— Required work —
Check each line of the data, and copy those where "target" appears.

____________

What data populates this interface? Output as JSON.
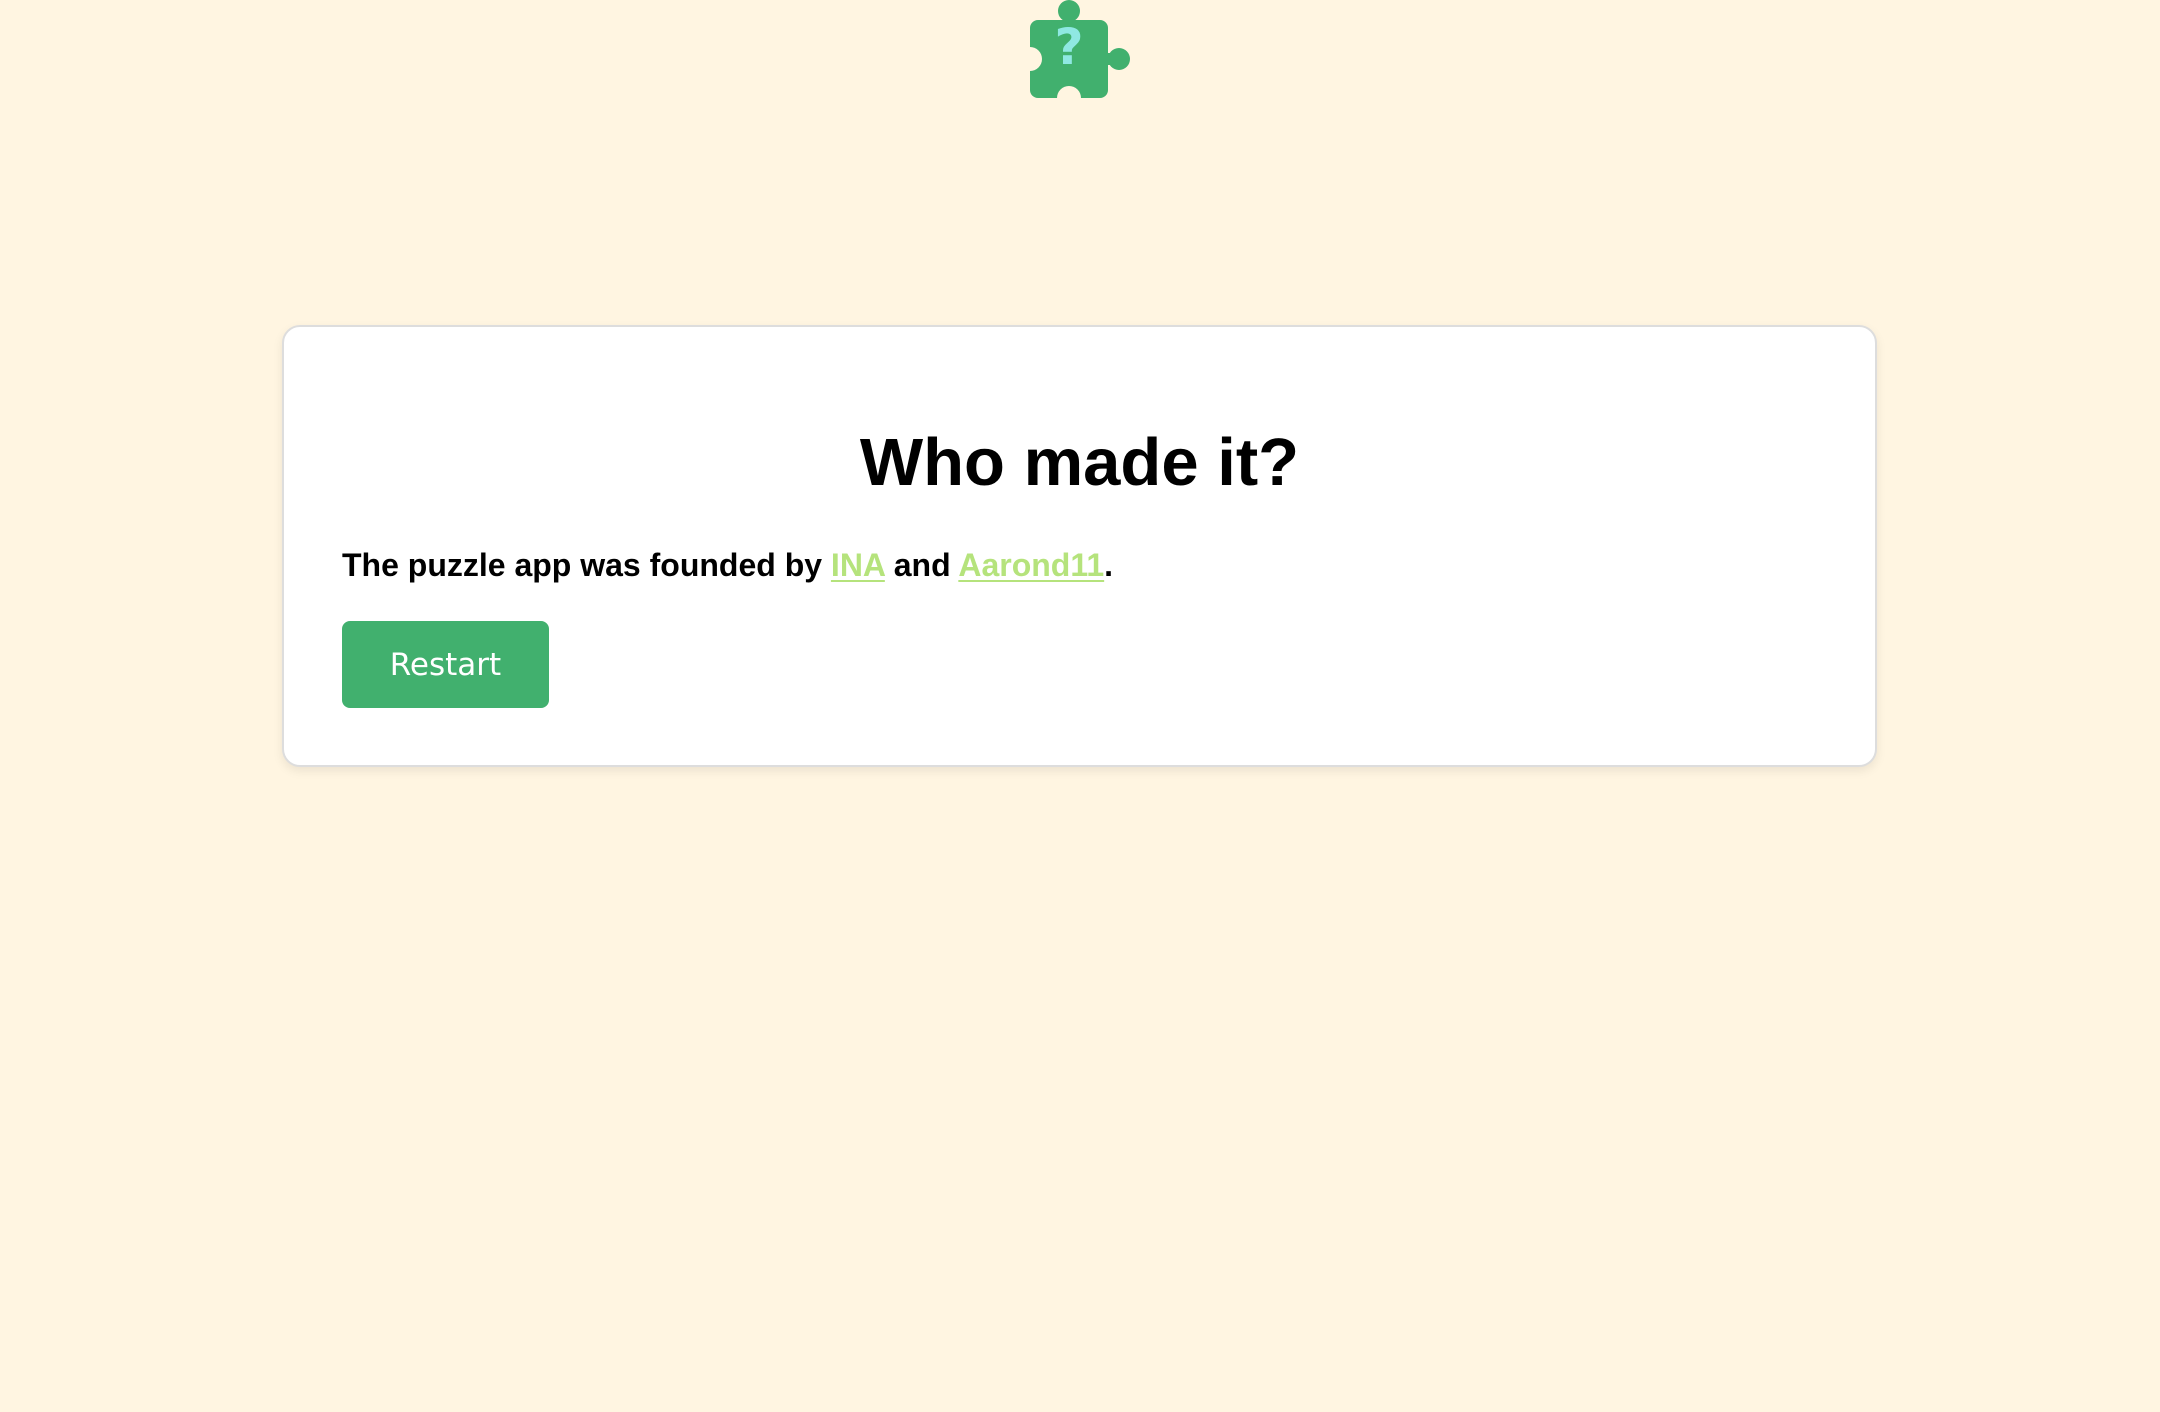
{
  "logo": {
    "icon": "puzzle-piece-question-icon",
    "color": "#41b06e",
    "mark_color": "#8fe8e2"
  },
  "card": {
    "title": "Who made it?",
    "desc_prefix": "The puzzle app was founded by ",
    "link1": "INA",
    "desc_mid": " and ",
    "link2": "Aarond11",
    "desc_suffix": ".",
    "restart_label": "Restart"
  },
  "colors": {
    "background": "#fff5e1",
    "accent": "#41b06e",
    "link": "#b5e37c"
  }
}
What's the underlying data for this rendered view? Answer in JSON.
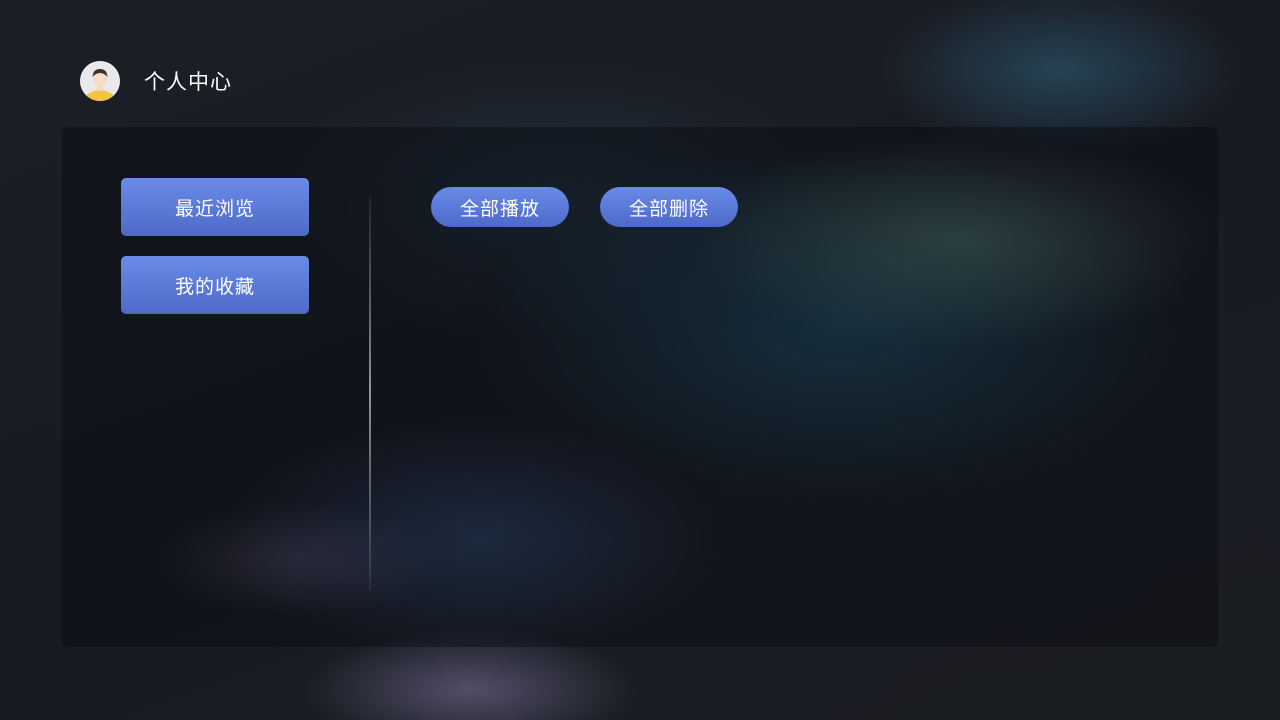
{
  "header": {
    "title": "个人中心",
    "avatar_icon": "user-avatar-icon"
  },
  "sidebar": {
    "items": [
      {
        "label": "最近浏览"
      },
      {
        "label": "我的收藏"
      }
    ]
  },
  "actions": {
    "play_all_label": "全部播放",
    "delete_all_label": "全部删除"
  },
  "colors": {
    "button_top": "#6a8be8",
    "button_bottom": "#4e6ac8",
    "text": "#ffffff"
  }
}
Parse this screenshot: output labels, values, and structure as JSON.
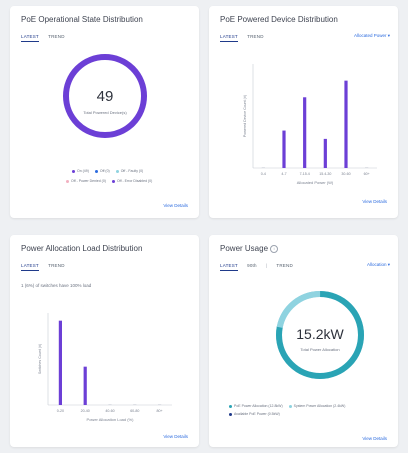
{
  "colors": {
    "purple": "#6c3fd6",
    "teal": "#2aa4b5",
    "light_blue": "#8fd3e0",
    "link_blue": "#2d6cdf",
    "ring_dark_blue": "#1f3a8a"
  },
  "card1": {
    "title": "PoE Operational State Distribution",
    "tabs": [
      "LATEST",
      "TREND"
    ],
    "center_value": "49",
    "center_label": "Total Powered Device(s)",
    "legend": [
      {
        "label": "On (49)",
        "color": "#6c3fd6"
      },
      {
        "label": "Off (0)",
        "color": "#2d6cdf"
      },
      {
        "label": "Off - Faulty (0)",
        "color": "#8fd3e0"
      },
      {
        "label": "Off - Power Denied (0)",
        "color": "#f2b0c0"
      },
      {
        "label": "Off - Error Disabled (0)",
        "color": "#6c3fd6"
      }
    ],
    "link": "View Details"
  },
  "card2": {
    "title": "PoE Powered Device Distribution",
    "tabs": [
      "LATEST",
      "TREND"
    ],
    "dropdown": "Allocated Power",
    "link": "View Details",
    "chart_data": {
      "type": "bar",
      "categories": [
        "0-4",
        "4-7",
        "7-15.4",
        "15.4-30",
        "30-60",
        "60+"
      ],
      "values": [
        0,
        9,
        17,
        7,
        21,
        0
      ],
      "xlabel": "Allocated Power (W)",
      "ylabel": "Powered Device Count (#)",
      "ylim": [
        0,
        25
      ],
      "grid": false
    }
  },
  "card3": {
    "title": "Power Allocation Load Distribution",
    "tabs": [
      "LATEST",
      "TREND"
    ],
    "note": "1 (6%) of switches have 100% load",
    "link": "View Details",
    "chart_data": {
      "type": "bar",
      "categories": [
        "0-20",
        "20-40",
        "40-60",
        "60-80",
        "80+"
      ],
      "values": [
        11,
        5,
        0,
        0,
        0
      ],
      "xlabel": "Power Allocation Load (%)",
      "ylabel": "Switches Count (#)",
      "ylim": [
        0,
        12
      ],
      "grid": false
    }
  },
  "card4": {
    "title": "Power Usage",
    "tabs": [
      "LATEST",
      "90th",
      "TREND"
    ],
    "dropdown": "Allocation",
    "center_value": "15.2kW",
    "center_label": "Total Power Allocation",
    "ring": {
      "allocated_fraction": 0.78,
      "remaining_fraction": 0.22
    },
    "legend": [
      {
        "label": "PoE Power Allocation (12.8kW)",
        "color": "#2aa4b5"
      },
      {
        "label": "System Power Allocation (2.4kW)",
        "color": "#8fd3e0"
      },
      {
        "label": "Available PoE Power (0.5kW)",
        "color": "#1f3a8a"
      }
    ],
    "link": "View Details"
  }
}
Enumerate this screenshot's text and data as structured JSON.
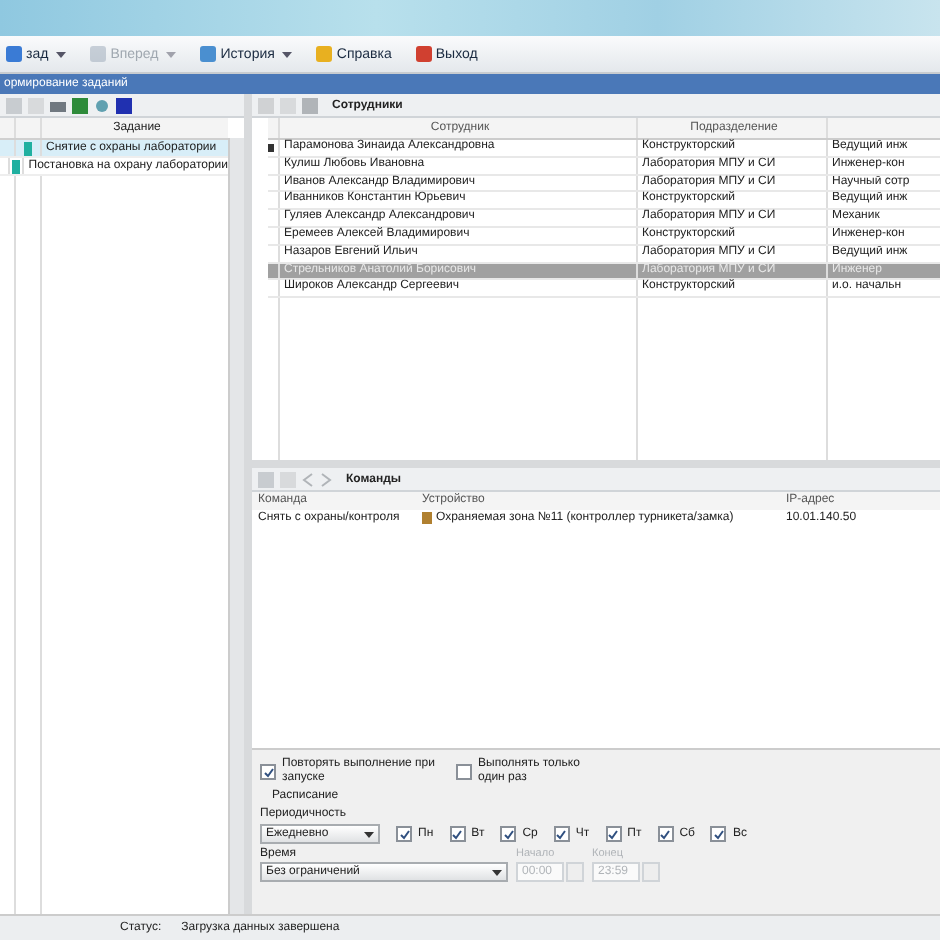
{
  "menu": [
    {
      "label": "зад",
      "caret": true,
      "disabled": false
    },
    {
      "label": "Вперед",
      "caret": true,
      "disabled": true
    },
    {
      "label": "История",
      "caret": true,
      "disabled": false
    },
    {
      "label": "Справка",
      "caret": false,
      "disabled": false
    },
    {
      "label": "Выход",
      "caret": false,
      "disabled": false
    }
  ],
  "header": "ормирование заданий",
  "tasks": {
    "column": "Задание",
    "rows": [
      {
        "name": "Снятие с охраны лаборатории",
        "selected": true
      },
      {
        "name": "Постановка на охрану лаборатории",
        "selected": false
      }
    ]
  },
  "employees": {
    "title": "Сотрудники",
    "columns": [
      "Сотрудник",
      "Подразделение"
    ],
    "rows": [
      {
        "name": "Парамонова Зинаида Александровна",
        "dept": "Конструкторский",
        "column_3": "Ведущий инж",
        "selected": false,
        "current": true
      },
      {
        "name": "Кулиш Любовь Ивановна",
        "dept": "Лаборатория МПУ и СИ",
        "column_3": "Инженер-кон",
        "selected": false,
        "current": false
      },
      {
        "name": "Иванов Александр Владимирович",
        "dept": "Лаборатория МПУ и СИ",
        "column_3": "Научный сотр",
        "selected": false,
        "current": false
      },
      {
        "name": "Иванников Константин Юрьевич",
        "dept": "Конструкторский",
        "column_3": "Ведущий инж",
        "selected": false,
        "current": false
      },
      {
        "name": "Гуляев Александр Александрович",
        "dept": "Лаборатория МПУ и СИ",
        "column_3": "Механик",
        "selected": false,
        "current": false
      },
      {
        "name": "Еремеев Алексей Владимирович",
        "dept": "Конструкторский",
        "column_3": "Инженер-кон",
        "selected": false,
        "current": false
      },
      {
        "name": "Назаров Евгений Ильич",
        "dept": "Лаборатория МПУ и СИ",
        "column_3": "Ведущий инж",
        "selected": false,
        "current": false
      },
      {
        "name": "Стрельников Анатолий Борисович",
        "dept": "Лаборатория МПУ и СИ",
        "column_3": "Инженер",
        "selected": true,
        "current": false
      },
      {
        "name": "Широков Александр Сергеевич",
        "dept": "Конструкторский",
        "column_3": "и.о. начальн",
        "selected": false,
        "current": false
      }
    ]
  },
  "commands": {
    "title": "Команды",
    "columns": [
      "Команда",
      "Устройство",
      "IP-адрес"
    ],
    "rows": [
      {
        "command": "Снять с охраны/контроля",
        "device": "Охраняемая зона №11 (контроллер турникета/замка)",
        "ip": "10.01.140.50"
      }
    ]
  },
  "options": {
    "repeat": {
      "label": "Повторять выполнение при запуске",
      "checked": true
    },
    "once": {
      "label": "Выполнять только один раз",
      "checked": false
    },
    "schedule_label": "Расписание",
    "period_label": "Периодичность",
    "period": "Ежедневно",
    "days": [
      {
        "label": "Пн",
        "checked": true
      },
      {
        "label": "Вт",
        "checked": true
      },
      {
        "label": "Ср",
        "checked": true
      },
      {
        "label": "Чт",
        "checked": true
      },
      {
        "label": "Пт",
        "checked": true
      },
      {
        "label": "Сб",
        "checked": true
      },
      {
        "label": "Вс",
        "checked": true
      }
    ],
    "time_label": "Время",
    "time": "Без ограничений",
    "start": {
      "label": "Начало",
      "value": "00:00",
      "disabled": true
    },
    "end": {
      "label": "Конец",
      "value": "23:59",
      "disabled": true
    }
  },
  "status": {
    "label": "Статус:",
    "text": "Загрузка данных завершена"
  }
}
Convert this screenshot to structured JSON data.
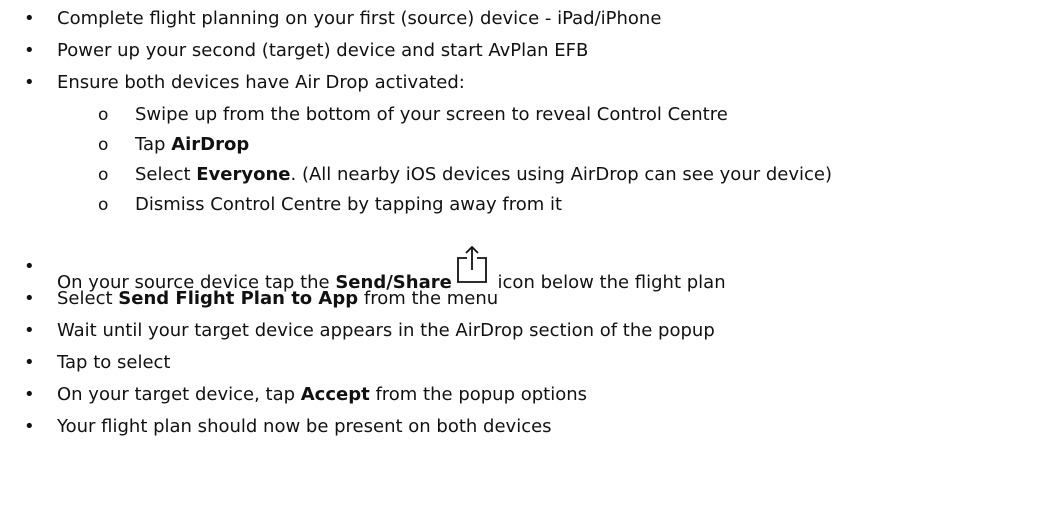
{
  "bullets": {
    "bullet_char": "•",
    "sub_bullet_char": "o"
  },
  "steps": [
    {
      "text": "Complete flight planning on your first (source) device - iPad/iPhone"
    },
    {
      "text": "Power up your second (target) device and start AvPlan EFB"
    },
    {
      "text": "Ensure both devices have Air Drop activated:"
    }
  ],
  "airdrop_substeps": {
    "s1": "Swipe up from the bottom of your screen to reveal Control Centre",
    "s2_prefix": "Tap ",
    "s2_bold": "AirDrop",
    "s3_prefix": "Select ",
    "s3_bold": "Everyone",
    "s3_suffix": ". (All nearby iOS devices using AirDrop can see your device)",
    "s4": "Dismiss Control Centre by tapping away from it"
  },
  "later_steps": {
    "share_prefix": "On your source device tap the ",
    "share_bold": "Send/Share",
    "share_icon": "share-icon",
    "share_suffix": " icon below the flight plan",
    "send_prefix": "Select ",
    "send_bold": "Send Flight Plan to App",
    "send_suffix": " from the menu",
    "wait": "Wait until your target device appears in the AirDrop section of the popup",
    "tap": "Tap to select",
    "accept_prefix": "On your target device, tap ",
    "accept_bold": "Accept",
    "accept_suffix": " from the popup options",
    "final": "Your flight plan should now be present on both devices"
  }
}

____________

— Solution to the exercise —
      "text": "Power up your second (target) device and start AvPlan EFB"
    "wait": "Wait until your target device appears in the AirDrop section of the popup",
    "accept_prefix": "On your target device, tap ",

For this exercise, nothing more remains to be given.